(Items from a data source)
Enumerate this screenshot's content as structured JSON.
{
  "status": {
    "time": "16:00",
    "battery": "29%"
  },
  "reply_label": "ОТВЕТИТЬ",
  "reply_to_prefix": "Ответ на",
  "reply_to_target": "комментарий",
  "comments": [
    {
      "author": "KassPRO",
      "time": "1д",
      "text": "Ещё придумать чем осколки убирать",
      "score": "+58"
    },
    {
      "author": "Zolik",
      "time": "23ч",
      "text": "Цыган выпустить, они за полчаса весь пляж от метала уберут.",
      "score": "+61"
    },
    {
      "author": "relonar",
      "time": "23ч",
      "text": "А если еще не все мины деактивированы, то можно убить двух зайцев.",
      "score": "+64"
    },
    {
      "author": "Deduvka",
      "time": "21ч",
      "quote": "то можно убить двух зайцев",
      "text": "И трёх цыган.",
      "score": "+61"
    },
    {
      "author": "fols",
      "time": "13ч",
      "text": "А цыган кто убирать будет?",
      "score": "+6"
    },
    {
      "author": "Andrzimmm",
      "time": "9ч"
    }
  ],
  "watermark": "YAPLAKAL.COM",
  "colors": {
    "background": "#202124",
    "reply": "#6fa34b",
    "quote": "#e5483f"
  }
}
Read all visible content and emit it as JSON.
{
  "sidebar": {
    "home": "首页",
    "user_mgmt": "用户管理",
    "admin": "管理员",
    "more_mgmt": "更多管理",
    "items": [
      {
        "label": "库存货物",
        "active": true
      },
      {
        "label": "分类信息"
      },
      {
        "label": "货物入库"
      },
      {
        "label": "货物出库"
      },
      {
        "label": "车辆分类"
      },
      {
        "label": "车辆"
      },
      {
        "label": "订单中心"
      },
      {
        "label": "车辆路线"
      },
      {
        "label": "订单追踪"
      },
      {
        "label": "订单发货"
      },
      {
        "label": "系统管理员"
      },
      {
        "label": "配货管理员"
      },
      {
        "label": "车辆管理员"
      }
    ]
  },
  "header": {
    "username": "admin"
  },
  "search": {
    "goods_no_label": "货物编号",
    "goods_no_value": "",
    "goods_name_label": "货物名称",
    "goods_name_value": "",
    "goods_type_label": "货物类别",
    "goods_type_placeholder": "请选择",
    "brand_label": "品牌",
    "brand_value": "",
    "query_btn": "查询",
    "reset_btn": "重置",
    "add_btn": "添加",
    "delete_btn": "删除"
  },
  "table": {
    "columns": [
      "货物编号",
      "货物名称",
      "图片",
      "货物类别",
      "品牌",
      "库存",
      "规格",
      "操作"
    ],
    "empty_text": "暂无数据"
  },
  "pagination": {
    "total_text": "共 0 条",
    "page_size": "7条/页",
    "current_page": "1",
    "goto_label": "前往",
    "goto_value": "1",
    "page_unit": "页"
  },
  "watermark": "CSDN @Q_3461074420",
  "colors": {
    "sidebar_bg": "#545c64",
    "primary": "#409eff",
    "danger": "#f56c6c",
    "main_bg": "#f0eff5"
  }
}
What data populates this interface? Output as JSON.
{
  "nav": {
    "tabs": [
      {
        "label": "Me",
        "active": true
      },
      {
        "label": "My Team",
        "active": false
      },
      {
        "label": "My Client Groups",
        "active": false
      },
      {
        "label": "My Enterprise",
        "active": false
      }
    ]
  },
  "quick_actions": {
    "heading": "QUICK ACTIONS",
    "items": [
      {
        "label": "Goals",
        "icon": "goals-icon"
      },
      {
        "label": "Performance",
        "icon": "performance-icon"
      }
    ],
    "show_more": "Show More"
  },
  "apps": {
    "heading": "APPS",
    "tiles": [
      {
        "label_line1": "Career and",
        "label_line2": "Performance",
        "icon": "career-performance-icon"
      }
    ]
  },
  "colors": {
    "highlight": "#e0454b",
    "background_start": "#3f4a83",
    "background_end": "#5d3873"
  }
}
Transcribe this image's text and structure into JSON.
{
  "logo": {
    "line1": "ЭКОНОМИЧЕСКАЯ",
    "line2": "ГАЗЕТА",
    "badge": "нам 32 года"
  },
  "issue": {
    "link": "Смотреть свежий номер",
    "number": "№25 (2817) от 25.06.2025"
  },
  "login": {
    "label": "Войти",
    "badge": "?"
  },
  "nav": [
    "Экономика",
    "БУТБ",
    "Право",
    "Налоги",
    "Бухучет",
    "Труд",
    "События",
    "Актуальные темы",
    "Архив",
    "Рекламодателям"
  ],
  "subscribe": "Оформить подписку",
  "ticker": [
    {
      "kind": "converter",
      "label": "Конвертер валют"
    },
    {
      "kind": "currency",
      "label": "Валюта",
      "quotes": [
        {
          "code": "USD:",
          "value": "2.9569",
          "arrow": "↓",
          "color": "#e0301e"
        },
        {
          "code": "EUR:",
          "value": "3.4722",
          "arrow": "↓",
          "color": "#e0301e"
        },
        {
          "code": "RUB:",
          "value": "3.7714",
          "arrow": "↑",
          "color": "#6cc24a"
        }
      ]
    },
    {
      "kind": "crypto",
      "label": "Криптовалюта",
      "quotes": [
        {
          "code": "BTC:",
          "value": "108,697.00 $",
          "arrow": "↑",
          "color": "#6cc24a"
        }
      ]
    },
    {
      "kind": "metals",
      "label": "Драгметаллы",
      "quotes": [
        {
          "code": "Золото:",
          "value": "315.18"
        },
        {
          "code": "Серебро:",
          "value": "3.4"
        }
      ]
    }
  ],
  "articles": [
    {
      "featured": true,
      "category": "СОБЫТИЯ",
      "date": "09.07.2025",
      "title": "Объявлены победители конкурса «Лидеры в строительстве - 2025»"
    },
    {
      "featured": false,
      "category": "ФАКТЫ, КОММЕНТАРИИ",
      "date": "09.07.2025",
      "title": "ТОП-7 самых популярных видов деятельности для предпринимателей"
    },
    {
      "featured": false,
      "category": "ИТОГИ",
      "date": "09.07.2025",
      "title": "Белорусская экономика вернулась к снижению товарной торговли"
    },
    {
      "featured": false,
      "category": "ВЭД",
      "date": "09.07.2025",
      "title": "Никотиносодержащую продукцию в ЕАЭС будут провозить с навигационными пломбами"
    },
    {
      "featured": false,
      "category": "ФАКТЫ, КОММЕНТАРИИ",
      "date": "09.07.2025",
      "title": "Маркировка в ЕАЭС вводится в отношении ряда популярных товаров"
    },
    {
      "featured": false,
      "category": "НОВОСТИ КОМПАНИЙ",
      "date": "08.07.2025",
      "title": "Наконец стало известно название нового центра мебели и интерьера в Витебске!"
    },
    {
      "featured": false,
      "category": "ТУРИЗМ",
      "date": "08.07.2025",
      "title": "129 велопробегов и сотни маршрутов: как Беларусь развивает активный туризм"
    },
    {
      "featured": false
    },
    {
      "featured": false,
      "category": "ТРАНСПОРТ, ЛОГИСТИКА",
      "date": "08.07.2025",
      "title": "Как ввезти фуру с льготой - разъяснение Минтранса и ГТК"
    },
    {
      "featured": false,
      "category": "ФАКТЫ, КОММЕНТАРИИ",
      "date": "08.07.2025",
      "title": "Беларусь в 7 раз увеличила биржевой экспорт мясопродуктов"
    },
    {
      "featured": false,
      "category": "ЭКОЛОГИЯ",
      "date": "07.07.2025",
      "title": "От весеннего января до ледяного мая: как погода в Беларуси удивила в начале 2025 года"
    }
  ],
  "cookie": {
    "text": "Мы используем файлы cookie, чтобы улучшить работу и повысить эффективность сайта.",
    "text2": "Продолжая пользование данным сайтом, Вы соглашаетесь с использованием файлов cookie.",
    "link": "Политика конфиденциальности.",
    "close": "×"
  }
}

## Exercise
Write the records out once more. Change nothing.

## Reply
Enumerate this screenshot's content as structured JSON.
{
  "status": {
    "time": "16:00",
    "battery": "29%"
  },
  "reply_label": "ОТВЕТИТЬ",
  "reply_to_prefix": "Ответ на",
  "reply_to_target": "комментарий",
  "comments": [
    {
      "author": "KassPRO",
      "time": "1д",
      "text": "Ещё придумать чем осколки убирать",
      "score": "+58"
    },
    {
      "author": "Zolik",
      "time": "23ч",
      "text": "Цыган выпустить, они за полчаса весь пляж от метала уберут.",
      "score": "+61"
    },
    {
      "author": "relonar",
      "time": "23ч",
      "text": "А если еще не все мины деактивированы, то можно убить двух зайцев.",
      "score": "+64"
    },
    {
      "author": "Deduvka",
      "time": "21ч",
      "quote": "то можно убить двух зайцев",
      "text": "И трёх цыган.",
      "score": "+61"
    },
    {
      "author": "fols",
      "time": "13ч",
      "text": "А цыган кто убирать будет?",
      "score": "+6"
    },
    {
      "author": "Andrzimmm",
      "time": "9ч"
    }
  ],
  "watermark": "YAPLAKAL.COM",
  "colors": {
    "background": "#202124",
    "reply": "#6fa34b",
    "quote": "#e5483f"
  }
}
Read all visible content and emit it as JSON.
{
  "sidebar": {
    "home": "首页",
    "user_mgmt": "用户管理",
    "admin": "管理员",
    "more_mgmt": "更多管理",
    "items": [
      {
        "label": "库存货物",
        "active": true
      },
      {
        "label": "分类信息"
      },
      {
        "label": "货物入库"
      },
      {
        "label": "货物出库"
      },
      {
        "label": "车辆分类"
      },
      {
        "label": "车辆"
      },
      {
        "label": "订单中心"
      },
      {
        "label": "车辆路线"
      },
      {
        "label": "订单追踪"
      },
      {
        "label": "订单发货"
      },
      {
        "label": "系统管理员"
      },
      {
        "label": "配货管理员"
      },
      {
        "label": "车辆管理员"
      }
    ]
  },
  "header": {
    "username": "admin"
  },
  "search": {
    "goods_no_label": "货物编号",
    "goods_no_value": "",
    "goods_name_label": "货物名称",
    "goods_name_value": "",
    "goods_type_label": "货物类别",
    "goods_type_placeholder": "请选择",
    "brand_label": "品牌",
    "brand_value": "",
    "query_btn": "查询",
    "reset_btn": "重置",
    "add_btn": "添加",
    "delete_btn": "删除"
  },
  "table": {
    "columns": [
      "货物编号",
      "货物名称",
      "图片",
      "货物类别",
      "品牌",
      "库存",
      "规格",
      "操作"
    ],
    "empty_text": "暂无数据"
  },
  "pagination": {
    "total_text": "共 0 条",
    "page_size": "7条/页",
    "current_page": "1",
    "goto_label": "前往",
    "goto_value": "1",
    "page_unit": "页"
  },
  "watermark": "CSDN @Q_3461074420",
  "colors": {
    "sidebar_bg": "#545c64",
    "primary": "#409eff",
    "danger": "#f56c6c",
    "main_bg": "#f0eff5"
  }
}
What data populates this interface? Output as JSON.
{
  "nav": {
    "tabs": [
      {
        "label": "Me",
        "active": true
      },
      {
        "label": "My Team",
        "active": false
      },
      {
        "label": "My Client Groups",
        "active": false
      },
      {
        "label": "My Enterprise",
        "active": false
      }
    ]
  },
  "quick_actions": {
    "heading": "QUICK ACTIONS",
    "items": [
      {
        "label": "Goals",
        "icon": "goals-icon"
      },
      {
        "label": "Performance",
        "icon": "performance-icon"
      }
    ],
    "show_more": "Show More"
  },
  "apps": {
    "heading": "APPS",
    "tiles": [
      {
        "label_line1": "Career and",
        "label_line2": "Performance",
        "icon": "career-performance-icon"
      }
    ]
  },
  "colors": {
    "highlight": "#e0454b",
    "background_start": "#3f4a83",
    "background_end": "#5d3873"
  }
}
Transcribe this image's text and structure into JSON.
{
  "logo": {
    "line1": "ЭКОНОМИЧЕСКАЯ",
    "line2": "ГАЗЕТА",
    "badge": "нам 32 года"
  },
  "issue": {
    "link": "Смотреть свежий номер",
    "number": "№25 (2817) от 25.06.2025"
  },
  "login": {
    "label": "Войти",
    "badge": "?"
  },
  "nav": [
    "Экономика",
    "БУТБ",
    "Право",
    "Налоги",
    "Бухучет",
    "Труд",
    "События",
    "Актуальные темы",
    "Архив",
    "Рекламодателям"
  ],
  "subscribe": "Оформить подписку",
  "ticker": [
    {
      "kind": "converter",
      "label": "Конвертер валют"
    },
    {
      "kind": "currency",
      "label": "Валюта",
      "quotes": [
        {
          "code": "USD:",
          "value": "2.9569",
          "arrow": "↓",
          "color": "#e0301e"
        },
        {
          "code": "EUR:",
          "value": "3.4722",
          "arrow": "↓",
          "color": "#e0301e"
        },
        {
          "code": "RUB:",
          "value": "3.7714",
          "arrow": "↑",
          "color": "#6cc24a"
        }
      ]
    },
    {
      "kind": "crypto",
      "label": "Криптовалюта",
      "quotes": [
        {
          "code": "BTC:",
          "value": "108,697.00 $",
          "arrow": "↑",
          "color": "#6cc24a"
        }
      ]
    },
    {
      "kind": "metals",
      "label": "Драгметаллы",
      "quotes": [
        {
          "code": "Золото:",
          "value": "315.18"
        },
        {
          "code": "Серебро:",
          "value": "3.4"
        }
      ]
    }
  ],
  "articles": [
    {
      "featured": true,
      "category": "СОБЫТИЯ",
      "date": "09.07.2025",
      "title": "Объявлены победители конкурса «Лидеры в строительстве - 2025»"
    },
    {
      "featured": false,
      "category": "ФАКТЫ, КОММЕНТАРИИ",
      "date": "09.07.2025",
      "title": "ТОП-7 самых популярных видов деятельности для предпринимателей"
    },
    {
      "featured": false,
      "category": "ИТОГИ",
      "date": "09.07.2025",
      "title": "Белорусская экономика вернулась к снижению товарной торговли"
    },
    {
      "featured": false,
      "category": "ВЭД",
      "date": "09.07.2025",
      "title": "Никотиносодержащую продукцию в ЕАЭС будут провозить с навигационными пломбами"
    },
    {
      "featured": false,
      "category": "ФАКТЫ, КОММЕНТАРИИ",
      "date": "09.07.2025",
      "title": "Маркировка в ЕАЭС вводится в отношении ряда популярных товаров"
    },
    {
      "featured": false,
      "category": "НОВОСТИ КОМПАНИЙ",
      "date": "08.07.2025",
      "title": "Наконец стало известно название нового центра мебели и интерьера в Витебске!"
    },
    {
      "featured": false,
      "category": "ТУРИЗМ",
      "date": "08.07.2025",
      "title": "129 велопробегов и сотни маршрутов: как Беларусь развивает активный туризм"
    },
    {
      "featured": false
    },
    {
      "featured": false,
      "category": "ТРАНСПОРТ, ЛОГИСТИКА",
      "date": "08.07.2025",
      "title": "Как ввезти фуру с льготой - разъяснение Минтранса и ГТК"
    },
    {
      "featured": false,
      "category": "ФАКТЫ, КОММЕНТАРИИ",
      "date": "08.07.2025",
      "title": "Беларусь в 7 раз увеличила биржевой экспорт мясопродуктов"
    },
    {
      "featured": false,
      "category": "ЭКОЛОГИЯ",
      "date": "07.07.2025",
      "title": "От весеннего января до ледяного мая: как погода в Беларуси удивила в начале 2025 года"
    }
  ],
  "cookie": {
    "text": "Мы используем файлы cookie, чтобы улучшить работу и повысить эффективность сайта.",
    "text2": "Продолжая пользование данным сайтом, Вы соглашаетесь с использованием файлов cookie.",
    "link": "Политика конфиденциальности.",
    "close": "×"
  }
}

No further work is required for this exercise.